In a recent interview with New York Times Magazine online, when asked what cities he would like to visit, Menino told a reporter that Detroit was on the list, but he would “blow up the place” and start all over.
Here is the excerpt from the interview:
What would you do in Detroit?
I’d blow up the place and start all over. No, seriously, when it takes a police officer 90 minutes to answer a call, there’s something wrong with the system. Forty percent of the streetlights are out, most of the buildings are boarded up. Why? Inaction, that’s the problem — leadership.
Probably not the best statement coming from a guy whose city just experienced a set of explosions less than five months ago, and who is leaving office after a 20-year stint as an elected official in Boston.
But alas, Menino was quick to bite his tongue and apologized—through a spokesperson—after Detroit Mayor David Bing criticized Menino’s word choice and phrasing. “It is extremely regrettable that Boston Mayor Thomas Menino used such an unfortunate choice of words to describe what he would do if he came to Detroit,” Bing said in a statement. “I would think the mayor of a city that recently experienced a deadly bombing attack would be more sensitive and not use the phrase ‘blow up.’”
Readers were also surprised by the mayor’s commentary. One person wrote in the comments section of the Times story:
“Dude! Seriously? You would BLOW UP Detroit? After 20 years in office, you don’t have a smarter, more sympathetic, more comprehensive analysis of the situation in Detroit? And in the shadow of the marathon bombing your suggestion is to BLOW UP Detroit?”
In response to Bing’s outrage, Menino’s spokesperson, Dot Joyce, told the Associated Press that the mayor didn’t mean any harm. “The mayor is sorry that people have taken offense,” she said. “It was never his intention.”
She said he meant he would “overhaul” the broken system.
But Bing was also upset that Menino took a bite out of his city’s operations, especially after Detroit filed for bankruptcy this summer. “I am also dismayed that Mayor Menino did not get his facts right before making his remarks to the widely-read New York Times,” he said, in response to Menino’s comment that it takes the Detroit Police Department 90 minutes to respond to emergency calls. “And, most of our city’s buildings are not boarded up. Since taking office more than four years ago, there has been tireless action on the part of my administration to improve the quality of life for our citizens.”

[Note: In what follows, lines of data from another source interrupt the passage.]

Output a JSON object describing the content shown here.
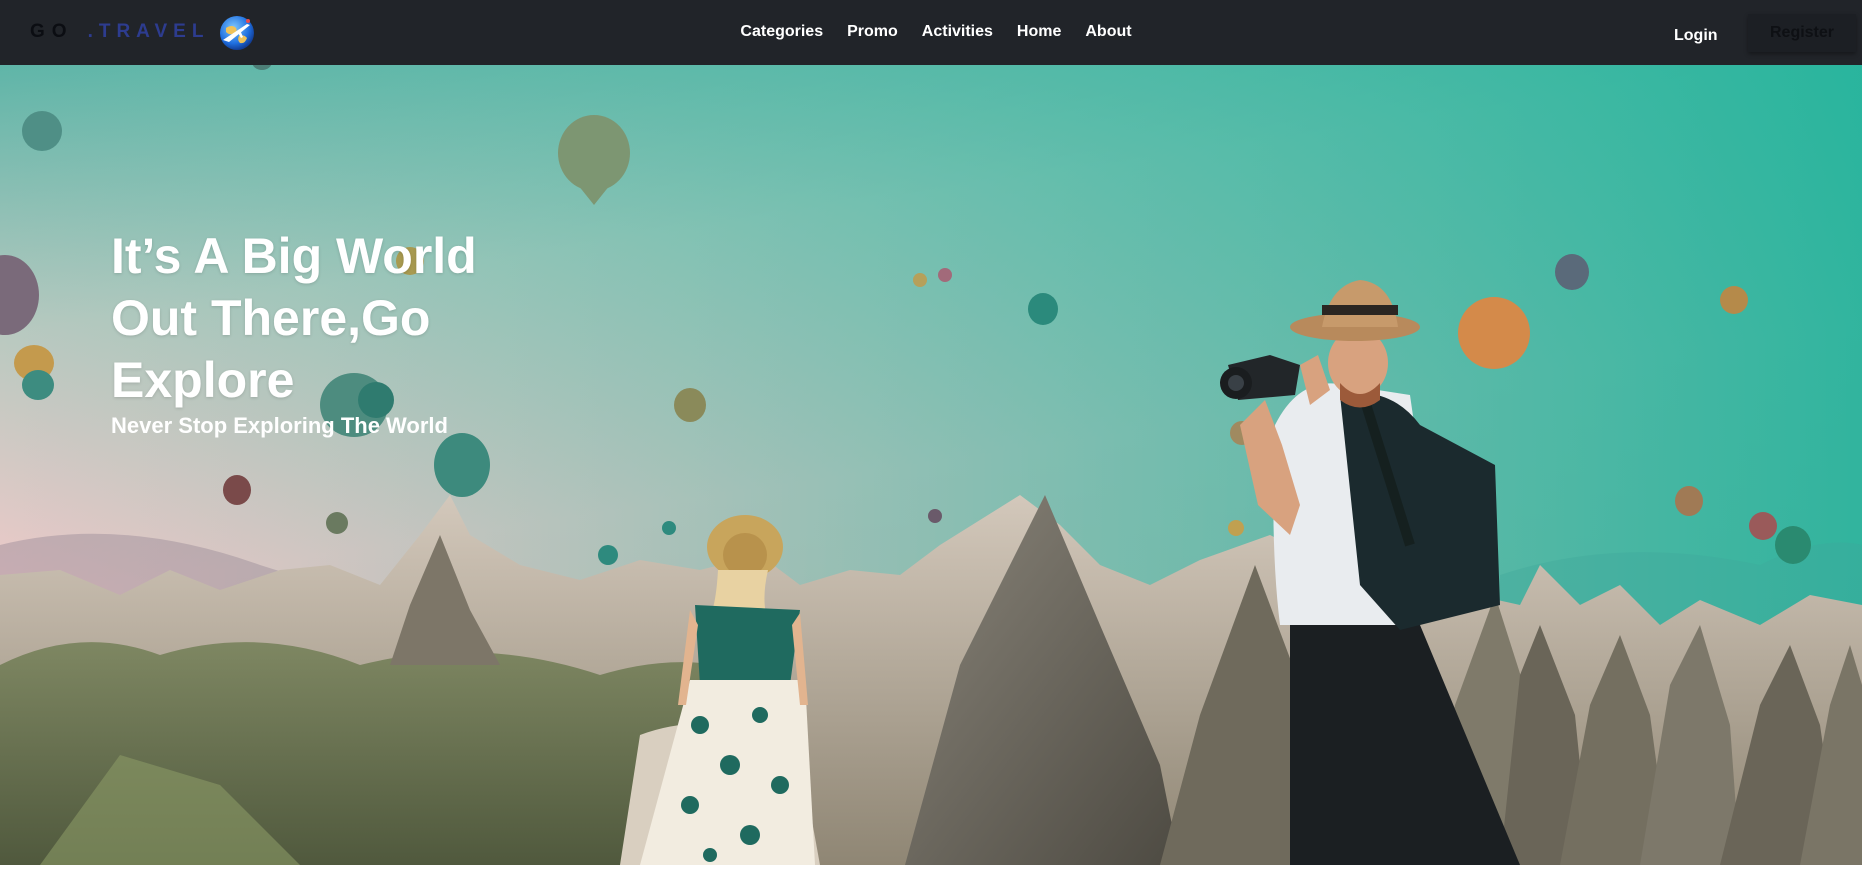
{
  "navbar": {
    "brand": {
      "go": "GO",
      "travel": ".TRAVEL",
      "logo_icon": "globe-airplane-icon"
    },
    "links": [
      "Categories",
      "Promo",
      "Activities",
      "Home",
      "About"
    ],
    "login": "Login",
    "register": "Register"
  },
  "hero": {
    "title": "It’s A Big World Out There,Go Explore",
    "subtitle": "Never Stop Exploring The World",
    "background": "hot-air-balloons-photo"
  },
  "colors": {
    "navbar_bg": "#212429",
    "brand_go": "#0b0d12",
    "brand_travel": "#2d3c8f",
    "sky_top": "#16b39a",
    "sky_bottom": "#f2c4c8",
    "hero_text": "#ffffff"
  }
}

Bing challenged Menino to come visit Detroit to see the city for himself, before making statements like he did in the interview with the Times.